This study investigates the effect of electricity subsidies on economic and groundwater dynamics. The analysis follows from a dynamic, multisector and general equilibrium model in which both aquifer hydrology dynamics in the Punjab region of India and capital accumulation across India are endogenous. The model predicts Punjabi aquifer depletion which has distinct regional impacts and slight spillovers on the rest of the Indian economy. From the Punjab perspective, electricity subsidies encourage higher levels of groundwater extraction than one would observe in the absence of the subsidy. In turn, the higher levels of groundwater extraction increase agriculture's ability to compete for labor and other farm inputs. Even with the subsidy, however, as the economy transitions to the long run equilibrium, groundwater tables fall and more electricity is needed to supply the same amount of water used in the previous period. These forces slowly diminish agriculture's ability to compete for resources and the sector eventually loses resources to the rest of the economy and in turn, agricultural income falls over time. These dynamics are accentuated when the subsidy is removed, leading to a more rapid decline in Punjabi agricultural income. Our empirical findings suggest eliminating the 'electricity for irrigation' subsidy leads to double gains: An environmental gain and an economic gain. The environmental gain is a slower rate of aquifer depletion over time relative to a subsidy world. Removing the subsidy discourages production of high water-intensive crops, thus slowing the rate of groundwater extraction. Although removing the subsidy increases agricultural production costs, it makes electricity less expensive for competing sectors, namely manufacturing, which in turn leads, over time, to increased electricity, capital and labor demand from manufacturing. This reallocation of resources to more productive sectors in the economy leads to an increase in Punjabi gross state domestic product, as compared to the case where electricity is subsidized. The empirical results suggest removing Punjabi electricity subsidies entails trade-offs between agricultural and manufacturing income and has implications for long term water use. Empirical results also suggest that correctly calculating the stock value of a natural resource requires macroeconomic data and hence, may be impossible to conduct in a partial equilibrium setting.
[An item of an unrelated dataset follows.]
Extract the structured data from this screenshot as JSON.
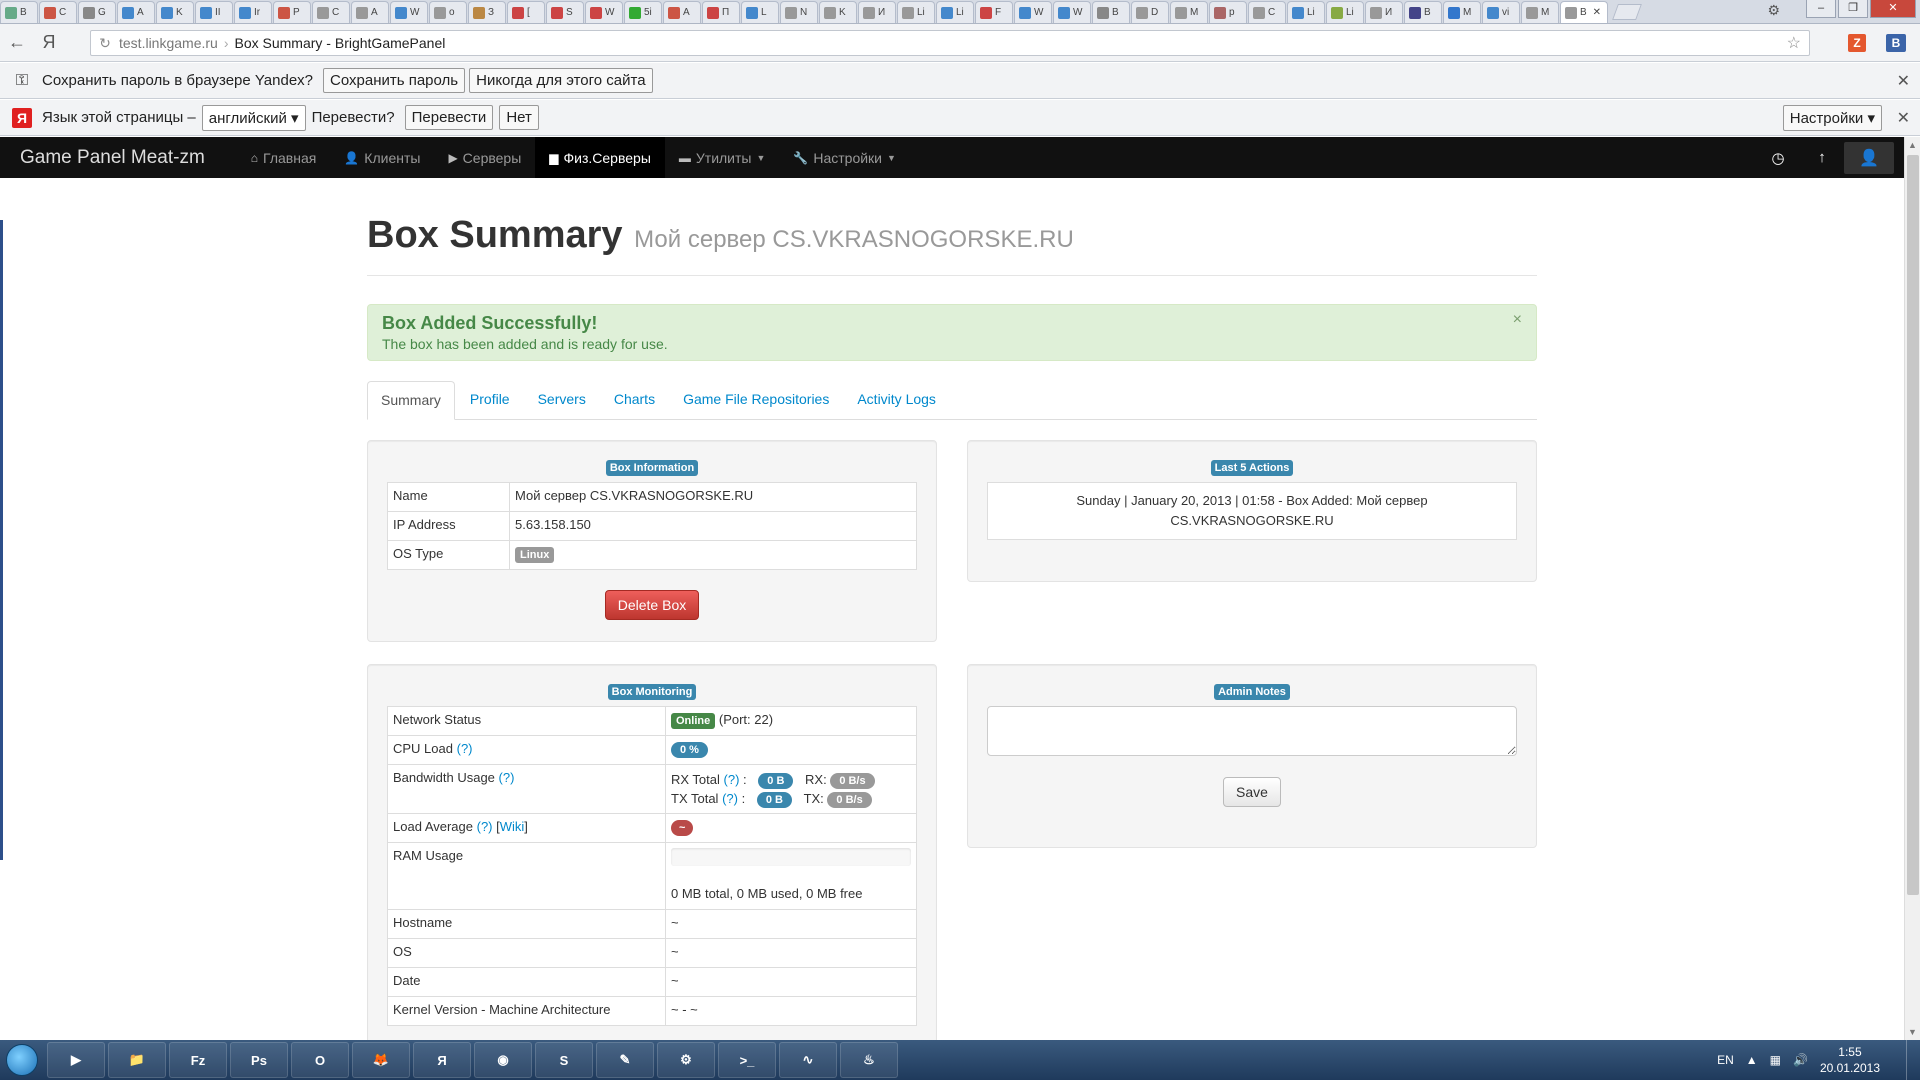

Bibliographical noteFunding Information:
The authors thank the University of Minnesota’s Institute on the Environment for generous support. Rodney Smith thanks the generous support of an Abe Fellowship from the Japan Foundation Center for Global Partnerships and the Social Science Research Council.
© 2015 World Scientific Publishing Company.
- Economic growth
- capital accumulation
- general equilibrium
- natural capital valuation